Daniel, Maureen, and Gnat switch gears to talk a little more about the School of the Art Institute of Chicago.
“Because my program was so intense, and it’s notoriously very intense, I felt very satisfied with my program. Because it pushed me to learn a lot in a short amount of time, and make amazing art,” Madrid said. “And the connections that I made there were invaluable.”
Through some connections, friends, mentors, and great recommendations, Gnat was able to get an internship in Paris with designer Bernhard Wilhelm in 2012.
“It was amazing, it was so special,” Madrid said. “I was working for this amazing designer in Paris, in his studio working with him closely to develop garments and accessory for his new season. Which was very lucky! A lot of folks who work in fashion go to New York for a summer and get cupcakes and coffee for Marc Jacobs. Because the industry is so competitive and so huge, it’s really hard for young designers and students to get awesome internships or jobs right out of school.”

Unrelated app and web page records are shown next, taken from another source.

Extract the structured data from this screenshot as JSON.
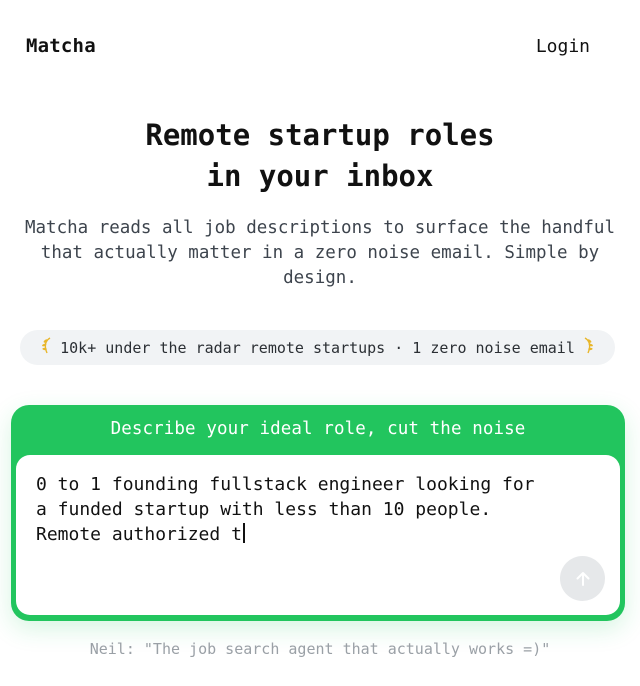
{
  "nav": {
    "brand": "Matcha",
    "login_label": "Login"
  },
  "hero": {
    "title_line1": "Remote startup roles",
    "title_line2": "in your inbox",
    "subtitle": "Matcha reads all job descriptions to surface the handful that actually matter in a zero noise email. Simple by design."
  },
  "badge": {
    "text": "10k+ under the radar remote startups · 1 zero noise email",
    "icon": "laurel-icon",
    "accent_color": "#e8b62a"
  },
  "card": {
    "title": "Describe your ideal role, cut the noise",
    "background_color": "#22c55e",
    "input_value": "0 to 1 founding fullstack engineer looking for a funded startup with less than 10 people. Remote authorized t",
    "send_icon": "arrow-up-icon"
  },
  "testimonial": {
    "text": "Neil: \"The job search agent that actually works =)\""
  }
}
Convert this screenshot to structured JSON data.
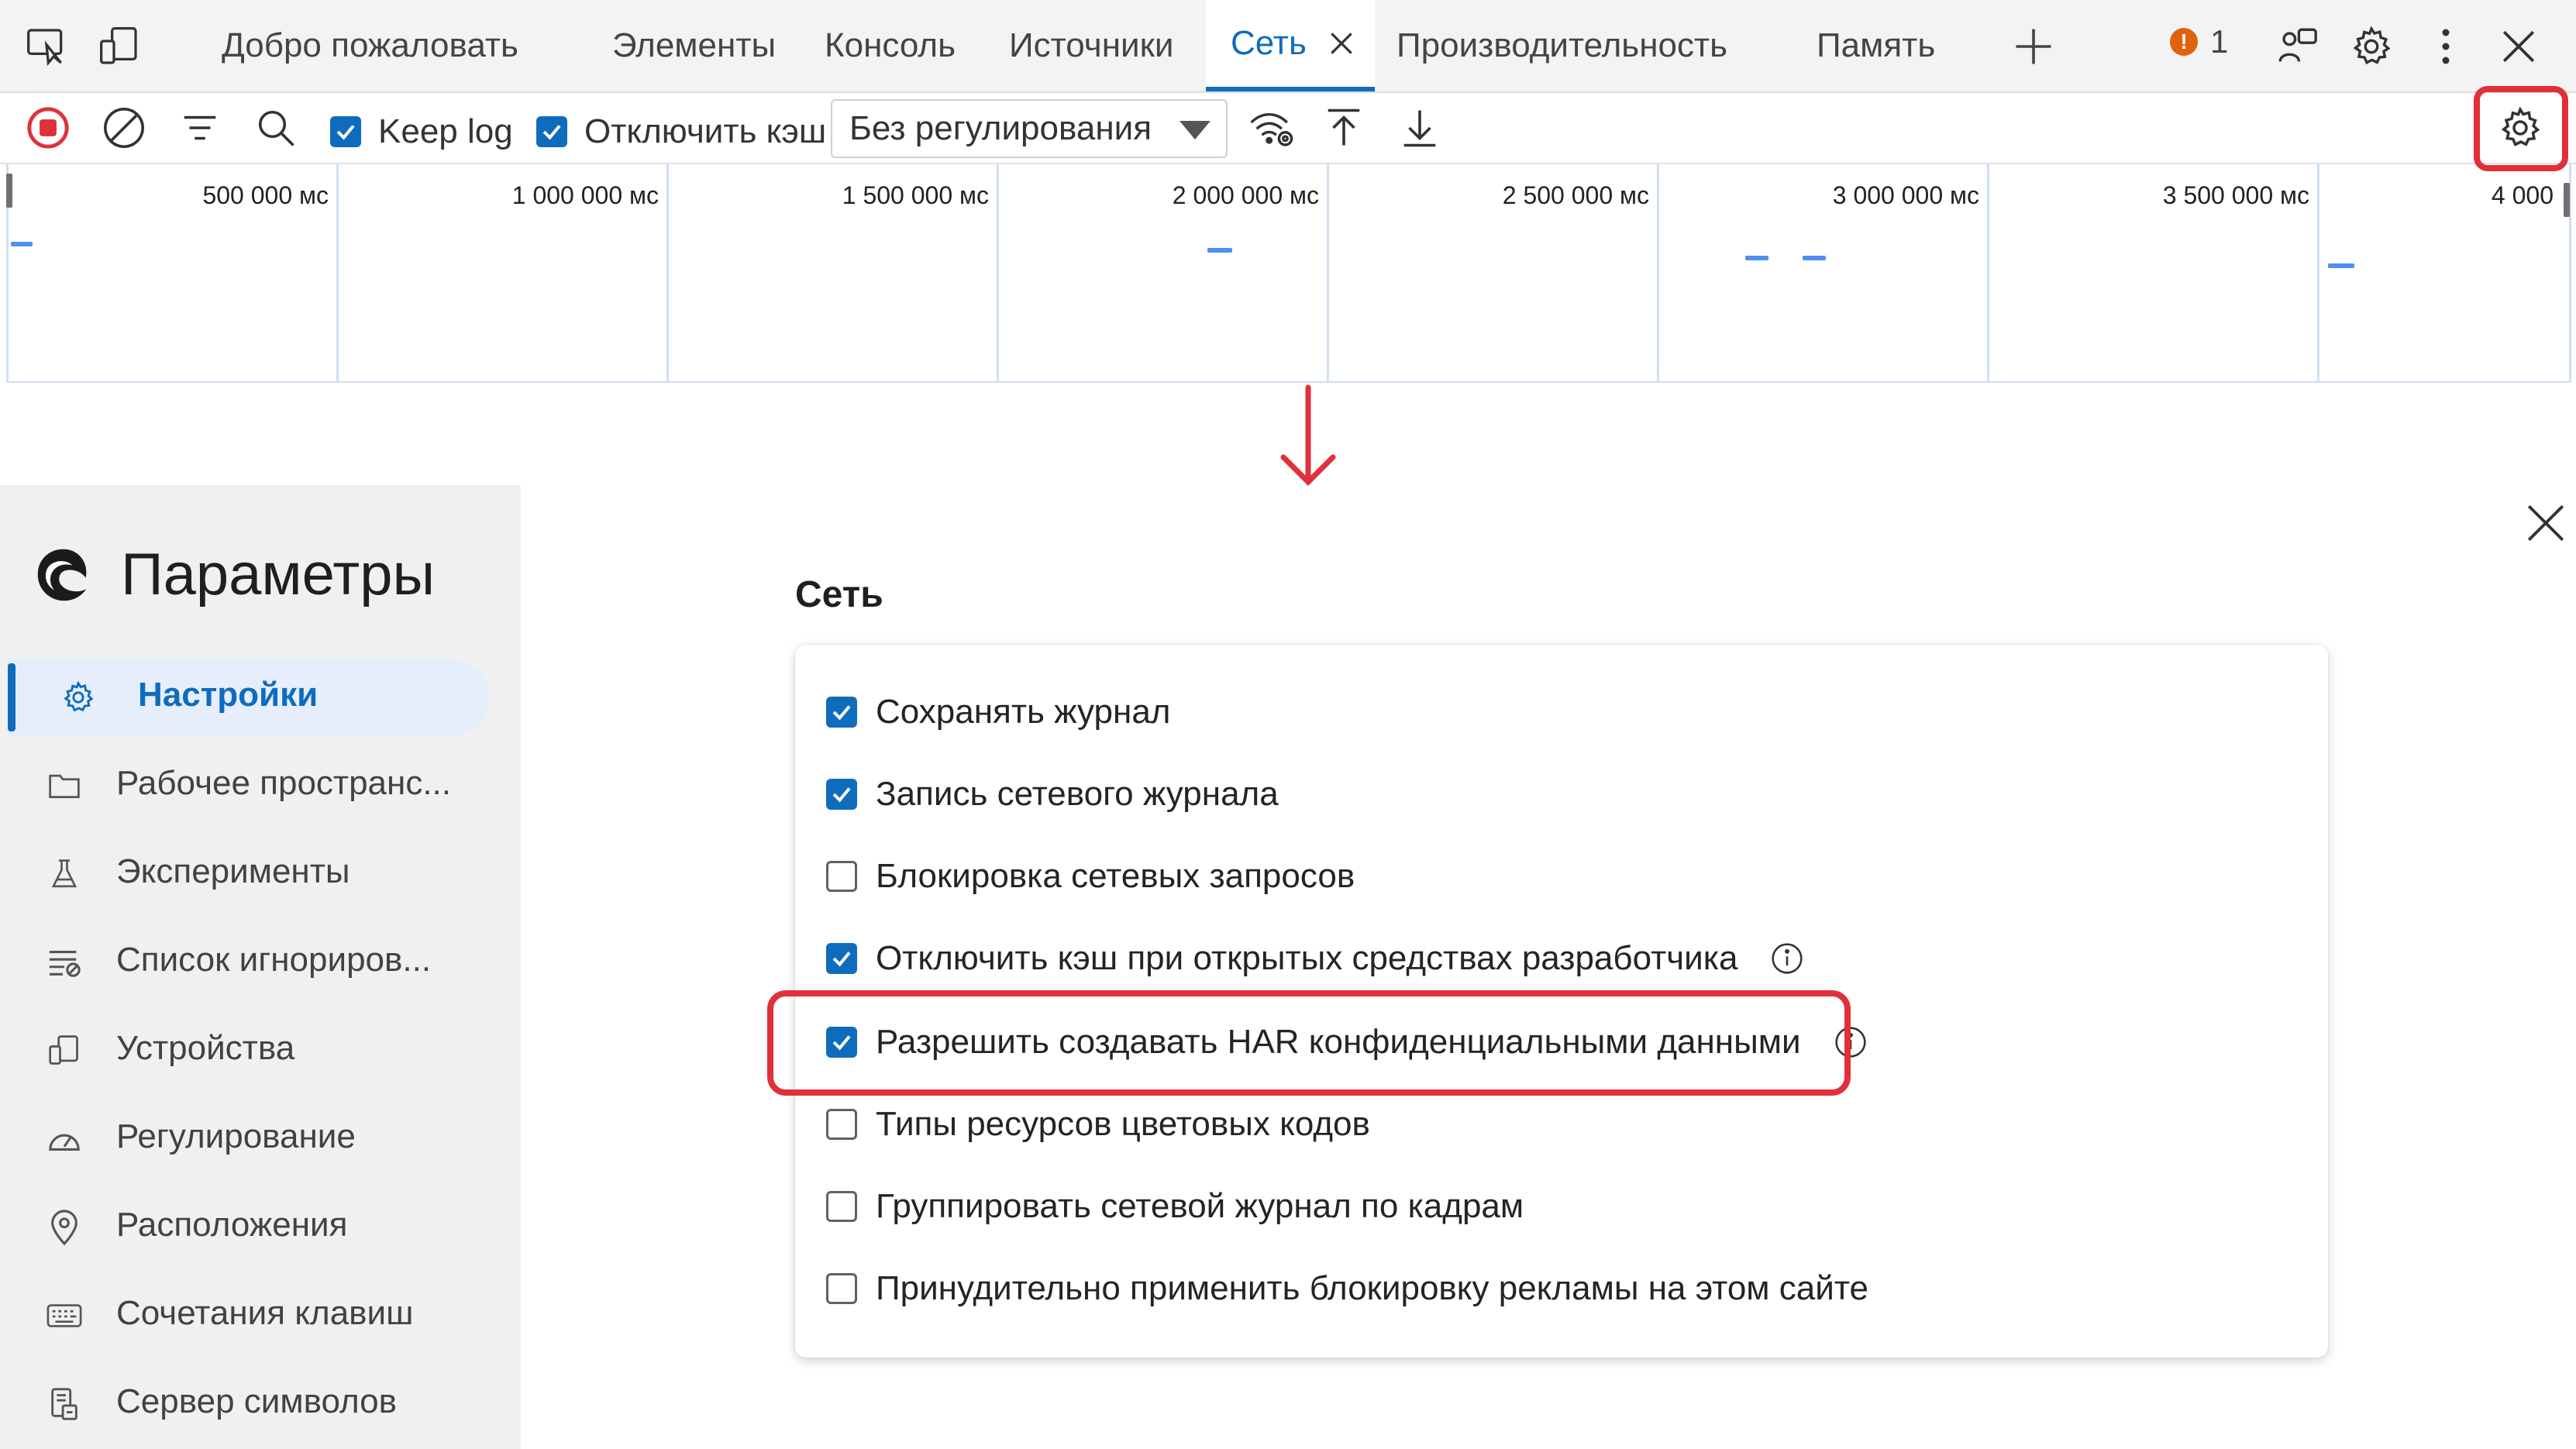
{
  "tabs": [
    {
      "label": "Добро пожаловать",
      "active": false
    },
    {
      "label": "Элементы",
      "active": false
    },
    {
      "label": "Консоль",
      "active": false
    },
    {
      "label": "Источники",
      "active": false
    },
    {
      "label": "Сеть",
      "active": true
    },
    {
      "label": "Производительность",
      "active": false
    },
    {
      "label": "Память",
      "active": false
    }
  ],
  "issues_count": "1",
  "toolbar": {
    "keep_log_label": "Keep log",
    "keep_log_checked": true,
    "disable_cache_label": "Отключить кэш",
    "disable_cache_checked": true,
    "throttling_value": "Без регулирования"
  },
  "overview": {
    "tick_labels": [
      "500 000 мс",
      "1 000 000 мс",
      "1 500 000 мс",
      "2 000 000 мс",
      "2 500 000 мс",
      "3 000 000 мс",
      "3 500 000 мс",
      "4 000"
    ]
  },
  "settings": {
    "title": "Параметры",
    "nav": [
      {
        "label": "Настройки",
        "icon": "gear-icon",
        "selected": true
      },
      {
        "label": "Рабочее пространс...",
        "icon": "folder-icon",
        "selected": false
      },
      {
        "label": "Эксперименты",
        "icon": "flask-icon",
        "selected": false
      },
      {
        "label": "Список игнориров...",
        "icon": "ignore-list-icon",
        "selected": false
      },
      {
        "label": "Устройства",
        "icon": "devices-icon",
        "selected": false
      },
      {
        "label": "Регулирование",
        "icon": "gauge-icon",
        "selected": false
      },
      {
        "label": "Расположения",
        "icon": "location-pin-icon",
        "selected": false
      },
      {
        "label": "Сочетания клавиш",
        "icon": "keyboard-icon",
        "selected": false
      },
      {
        "label": "Сервер символов",
        "icon": "symbol-server-icon",
        "selected": false
      }
    ],
    "section_title": "Сеть",
    "options": [
      {
        "label": "Сохранять журнал",
        "checked": true,
        "info": false
      },
      {
        "label": "Запись сетевого журнала",
        "checked": true,
        "info": false
      },
      {
        "label": "Блокировка сетевых запросов",
        "checked": false,
        "info": false
      },
      {
        "label": "Отключить кэш при открытых средствах разработчика",
        "checked": true,
        "info": true
      },
      {
        "label": "Разрешить создавать HAR конфиденциальными данными",
        "checked": true,
        "info": true
      },
      {
        "label": "Типы ресурсов цветовых кодов",
        "checked": false,
        "info": false
      },
      {
        "label": "Группировать сетевой журнал по кадрам",
        "checked": false,
        "info": false
      },
      {
        "label": "Принудительно применить блокировку рекламы на этом сайте",
        "checked": false,
        "info": false
      }
    ]
  },
  "colors": {
    "accent": "#0f6cbd",
    "highlight": "#e0303a",
    "record": "#e0303a",
    "issue_badge": "#e0620c"
  }
}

Gnat walks us through a day in the life of a Paris fashion internship.
“I rented an air bnb, and I would ride my bike there,” Madrid said. “It was just on a little street, the studio was a converted apartment that had big tables, messy boxes full of stuff. Bernhard was there, kind of like, smelly and shirtless and sexy. He’s amazing, he’s just like a really slutty and sexy gay man from Belgium… Because I was super experienced, it wasn’t hard, but it was very intimidating. So I, that summer, learned to sew very very well. Because I didn’t want to disappoint them. I remember one time they had me draft a pattern and bring it to them to make. And I gave it to them, and as they’re fitting something, I realized, ‘Oh my god, this was off grain, this was not straight.’ And I was like, ‘Give me one second!’ And ran into the atelier, re-drafted it, re-cut it out, brought it out to them, and was like, ‘Throw this away, I’m sorry, it’s wrong.’ And they were like, ‘Okay…’ They weren’t mad, but you could sense the tension. But I love that, because that summer was tough.”
During the course of the internship, Gnat assisted with Bernhard Willhelm’s men’s wear fashion show, creating living tableaus in lieu of a traditional runway show.
“It was interesting, because a lot of the work reminded me of my own work. He had these huge backpacks that were glittery and sparkling, kind of camping style, and I had done something like that for my junior presentation the year before,” Madrid said. “It was a collection about queer mobility and creating your own home and destabilization of your home life and your home base. I brought it up to him, I was like, ‘this really reminds me of the work that I make, have you seen it?’ And he was like, ‘Oh yeah. I saw it.” I realized that he was a part of bringing me on their crew, and maybe was inspired by my work.”
Gnat’s time in Paris inspired her to bring what they learned home to Chicago.
“Being away from my queer community just made me ache for it even more, and when I came back I had all of that confidence from my internship, and all of this fire and intention to create amazing spaces and amazing work for Chicago,” Madrid said.